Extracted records
-- Opening Marker --
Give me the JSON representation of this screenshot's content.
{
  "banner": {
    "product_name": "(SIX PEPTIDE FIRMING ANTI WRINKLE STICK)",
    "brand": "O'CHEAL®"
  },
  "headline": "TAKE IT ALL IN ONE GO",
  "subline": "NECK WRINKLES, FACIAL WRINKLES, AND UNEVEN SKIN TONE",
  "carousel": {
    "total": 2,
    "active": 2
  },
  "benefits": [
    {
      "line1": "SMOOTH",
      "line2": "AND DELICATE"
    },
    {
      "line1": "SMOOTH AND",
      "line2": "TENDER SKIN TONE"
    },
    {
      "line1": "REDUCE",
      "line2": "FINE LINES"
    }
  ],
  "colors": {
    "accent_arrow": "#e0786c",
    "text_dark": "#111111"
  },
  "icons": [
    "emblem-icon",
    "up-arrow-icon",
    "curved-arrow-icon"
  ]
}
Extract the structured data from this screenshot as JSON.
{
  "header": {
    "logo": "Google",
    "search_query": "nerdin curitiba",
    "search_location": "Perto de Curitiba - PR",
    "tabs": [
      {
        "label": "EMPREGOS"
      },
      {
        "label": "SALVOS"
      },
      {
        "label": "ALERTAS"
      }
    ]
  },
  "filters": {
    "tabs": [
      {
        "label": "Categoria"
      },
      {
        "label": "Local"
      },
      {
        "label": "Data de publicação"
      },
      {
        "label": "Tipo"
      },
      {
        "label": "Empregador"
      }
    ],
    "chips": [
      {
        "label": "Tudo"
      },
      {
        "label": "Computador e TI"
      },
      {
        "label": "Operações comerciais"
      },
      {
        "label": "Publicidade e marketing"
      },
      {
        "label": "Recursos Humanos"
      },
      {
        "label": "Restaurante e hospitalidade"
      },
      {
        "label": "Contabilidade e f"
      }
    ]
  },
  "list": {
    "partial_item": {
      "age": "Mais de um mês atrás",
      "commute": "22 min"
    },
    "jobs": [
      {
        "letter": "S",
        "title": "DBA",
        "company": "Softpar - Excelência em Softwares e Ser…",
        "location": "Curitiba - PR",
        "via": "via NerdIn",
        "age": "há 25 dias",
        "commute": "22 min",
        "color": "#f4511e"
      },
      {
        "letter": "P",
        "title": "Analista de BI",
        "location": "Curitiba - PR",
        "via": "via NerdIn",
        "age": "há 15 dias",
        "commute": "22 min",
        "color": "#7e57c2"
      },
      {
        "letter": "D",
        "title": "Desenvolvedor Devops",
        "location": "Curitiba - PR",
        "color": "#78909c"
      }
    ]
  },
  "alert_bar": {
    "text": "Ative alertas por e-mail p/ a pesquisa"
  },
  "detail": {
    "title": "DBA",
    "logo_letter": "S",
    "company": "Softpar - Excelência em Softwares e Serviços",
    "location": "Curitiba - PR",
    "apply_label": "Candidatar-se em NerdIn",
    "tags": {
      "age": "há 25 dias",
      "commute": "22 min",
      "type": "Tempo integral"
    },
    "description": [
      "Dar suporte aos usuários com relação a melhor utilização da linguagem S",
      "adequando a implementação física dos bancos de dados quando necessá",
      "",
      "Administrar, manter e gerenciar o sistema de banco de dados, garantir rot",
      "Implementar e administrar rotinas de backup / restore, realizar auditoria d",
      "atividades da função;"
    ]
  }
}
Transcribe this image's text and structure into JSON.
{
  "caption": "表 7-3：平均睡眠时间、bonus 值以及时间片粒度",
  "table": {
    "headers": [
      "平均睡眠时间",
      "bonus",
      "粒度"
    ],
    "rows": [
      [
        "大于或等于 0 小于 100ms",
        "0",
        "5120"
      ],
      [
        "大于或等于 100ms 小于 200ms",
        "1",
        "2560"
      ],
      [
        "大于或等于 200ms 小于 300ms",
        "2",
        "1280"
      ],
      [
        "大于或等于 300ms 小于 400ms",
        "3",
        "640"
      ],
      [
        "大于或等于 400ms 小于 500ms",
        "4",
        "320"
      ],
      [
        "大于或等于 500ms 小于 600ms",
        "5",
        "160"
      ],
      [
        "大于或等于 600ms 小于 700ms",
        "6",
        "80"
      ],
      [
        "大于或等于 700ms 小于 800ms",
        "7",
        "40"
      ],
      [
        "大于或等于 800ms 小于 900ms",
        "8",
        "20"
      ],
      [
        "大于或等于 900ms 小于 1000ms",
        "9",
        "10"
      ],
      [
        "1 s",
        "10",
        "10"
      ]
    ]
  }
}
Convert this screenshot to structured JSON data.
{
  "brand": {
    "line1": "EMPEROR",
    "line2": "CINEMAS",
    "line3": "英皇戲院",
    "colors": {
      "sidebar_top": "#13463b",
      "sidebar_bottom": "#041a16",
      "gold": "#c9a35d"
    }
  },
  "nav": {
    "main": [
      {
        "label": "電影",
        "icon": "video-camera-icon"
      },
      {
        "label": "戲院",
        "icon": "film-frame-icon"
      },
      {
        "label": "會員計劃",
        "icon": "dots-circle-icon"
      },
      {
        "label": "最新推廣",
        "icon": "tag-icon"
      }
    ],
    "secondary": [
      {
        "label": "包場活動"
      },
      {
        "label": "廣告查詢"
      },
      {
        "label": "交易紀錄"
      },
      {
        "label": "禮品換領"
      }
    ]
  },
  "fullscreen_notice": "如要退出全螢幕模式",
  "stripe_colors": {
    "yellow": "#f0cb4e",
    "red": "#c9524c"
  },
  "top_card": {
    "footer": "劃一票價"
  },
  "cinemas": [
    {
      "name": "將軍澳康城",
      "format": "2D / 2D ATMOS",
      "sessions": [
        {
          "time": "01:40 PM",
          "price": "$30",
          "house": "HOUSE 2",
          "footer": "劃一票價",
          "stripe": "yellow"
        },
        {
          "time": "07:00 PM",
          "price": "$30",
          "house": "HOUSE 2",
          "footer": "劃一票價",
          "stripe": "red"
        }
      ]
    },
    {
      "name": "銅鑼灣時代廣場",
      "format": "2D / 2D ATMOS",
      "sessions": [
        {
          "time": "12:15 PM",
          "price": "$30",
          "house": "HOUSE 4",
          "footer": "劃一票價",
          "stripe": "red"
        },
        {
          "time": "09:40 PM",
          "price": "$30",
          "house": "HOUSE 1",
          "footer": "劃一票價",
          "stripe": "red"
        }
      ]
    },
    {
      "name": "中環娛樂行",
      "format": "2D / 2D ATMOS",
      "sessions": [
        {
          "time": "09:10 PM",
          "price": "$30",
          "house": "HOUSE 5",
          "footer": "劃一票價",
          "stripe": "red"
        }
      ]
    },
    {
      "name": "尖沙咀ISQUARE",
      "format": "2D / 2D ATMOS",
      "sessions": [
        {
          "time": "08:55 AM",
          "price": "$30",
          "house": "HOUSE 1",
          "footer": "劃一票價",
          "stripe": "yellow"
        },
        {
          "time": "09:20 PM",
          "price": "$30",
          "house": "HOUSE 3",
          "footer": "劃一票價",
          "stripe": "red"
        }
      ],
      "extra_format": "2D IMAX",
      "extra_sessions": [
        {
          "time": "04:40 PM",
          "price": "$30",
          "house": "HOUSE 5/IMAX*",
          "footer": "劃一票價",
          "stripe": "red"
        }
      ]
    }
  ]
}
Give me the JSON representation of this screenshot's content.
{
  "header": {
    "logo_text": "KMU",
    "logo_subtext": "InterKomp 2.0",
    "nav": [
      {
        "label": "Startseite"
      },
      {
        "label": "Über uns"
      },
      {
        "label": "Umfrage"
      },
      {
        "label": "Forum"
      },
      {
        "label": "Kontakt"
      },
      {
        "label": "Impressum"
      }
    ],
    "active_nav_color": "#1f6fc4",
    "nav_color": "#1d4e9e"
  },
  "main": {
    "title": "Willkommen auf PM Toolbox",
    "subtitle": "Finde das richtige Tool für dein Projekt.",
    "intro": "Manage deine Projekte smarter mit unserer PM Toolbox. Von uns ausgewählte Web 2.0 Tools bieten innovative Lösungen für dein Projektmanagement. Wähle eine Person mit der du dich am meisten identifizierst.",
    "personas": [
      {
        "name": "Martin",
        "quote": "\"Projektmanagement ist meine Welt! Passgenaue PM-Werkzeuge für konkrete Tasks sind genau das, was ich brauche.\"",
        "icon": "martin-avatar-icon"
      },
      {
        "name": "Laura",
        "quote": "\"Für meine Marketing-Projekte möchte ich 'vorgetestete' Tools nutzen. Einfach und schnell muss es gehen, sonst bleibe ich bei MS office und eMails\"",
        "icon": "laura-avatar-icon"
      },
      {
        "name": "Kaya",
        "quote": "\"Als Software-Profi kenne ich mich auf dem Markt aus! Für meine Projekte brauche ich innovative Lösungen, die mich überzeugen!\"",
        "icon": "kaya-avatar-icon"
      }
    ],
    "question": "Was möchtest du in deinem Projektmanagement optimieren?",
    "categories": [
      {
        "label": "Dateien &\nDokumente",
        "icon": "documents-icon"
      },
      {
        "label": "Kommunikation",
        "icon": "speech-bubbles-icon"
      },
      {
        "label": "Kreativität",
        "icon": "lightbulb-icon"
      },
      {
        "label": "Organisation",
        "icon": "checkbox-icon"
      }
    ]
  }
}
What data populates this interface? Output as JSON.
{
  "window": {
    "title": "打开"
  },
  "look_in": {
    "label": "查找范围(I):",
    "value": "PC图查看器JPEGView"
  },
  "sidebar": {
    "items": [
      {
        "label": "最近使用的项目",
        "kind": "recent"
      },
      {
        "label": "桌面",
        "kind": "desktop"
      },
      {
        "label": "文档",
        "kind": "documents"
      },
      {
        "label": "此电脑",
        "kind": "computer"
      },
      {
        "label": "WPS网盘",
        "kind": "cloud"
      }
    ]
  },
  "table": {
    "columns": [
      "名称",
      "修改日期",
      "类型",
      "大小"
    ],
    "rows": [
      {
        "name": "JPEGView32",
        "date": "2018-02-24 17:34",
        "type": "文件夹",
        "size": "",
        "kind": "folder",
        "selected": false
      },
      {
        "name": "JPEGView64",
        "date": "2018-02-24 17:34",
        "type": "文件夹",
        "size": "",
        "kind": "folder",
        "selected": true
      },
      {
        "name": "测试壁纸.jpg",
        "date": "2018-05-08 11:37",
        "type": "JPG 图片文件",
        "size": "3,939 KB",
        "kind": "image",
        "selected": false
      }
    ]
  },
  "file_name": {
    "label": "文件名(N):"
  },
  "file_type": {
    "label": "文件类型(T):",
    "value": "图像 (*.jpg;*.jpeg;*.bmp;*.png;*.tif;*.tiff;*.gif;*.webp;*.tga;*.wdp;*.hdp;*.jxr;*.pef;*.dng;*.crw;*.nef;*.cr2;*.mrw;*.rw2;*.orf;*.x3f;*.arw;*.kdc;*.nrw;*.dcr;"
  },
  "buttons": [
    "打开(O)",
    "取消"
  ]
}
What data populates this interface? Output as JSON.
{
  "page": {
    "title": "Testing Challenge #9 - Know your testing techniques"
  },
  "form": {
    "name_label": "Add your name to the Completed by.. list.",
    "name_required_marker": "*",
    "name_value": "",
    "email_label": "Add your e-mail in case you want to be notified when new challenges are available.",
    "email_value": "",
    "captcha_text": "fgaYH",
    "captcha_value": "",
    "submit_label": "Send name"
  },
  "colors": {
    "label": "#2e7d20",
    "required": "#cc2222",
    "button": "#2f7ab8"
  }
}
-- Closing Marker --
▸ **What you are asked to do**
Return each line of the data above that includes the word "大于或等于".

▸ **Task answer**
        "大于或等于 0 小于 100ms",
        "大于或等于 100ms 小于 200ms",
        "大于或等于 200ms 小于 300ms",
        "大于或等于 300ms 小于 400ms",
        "大于或等于 400ms 小于 500ms",
        "大于或等于 500ms 小于 600ms",
        "大于或等于 600ms 小于 700ms",
        "大于或等于 700ms 小于 800ms",
        "大于或等于 800ms 小于 900ms",
        "大于或等于 900ms 小于 1000ms",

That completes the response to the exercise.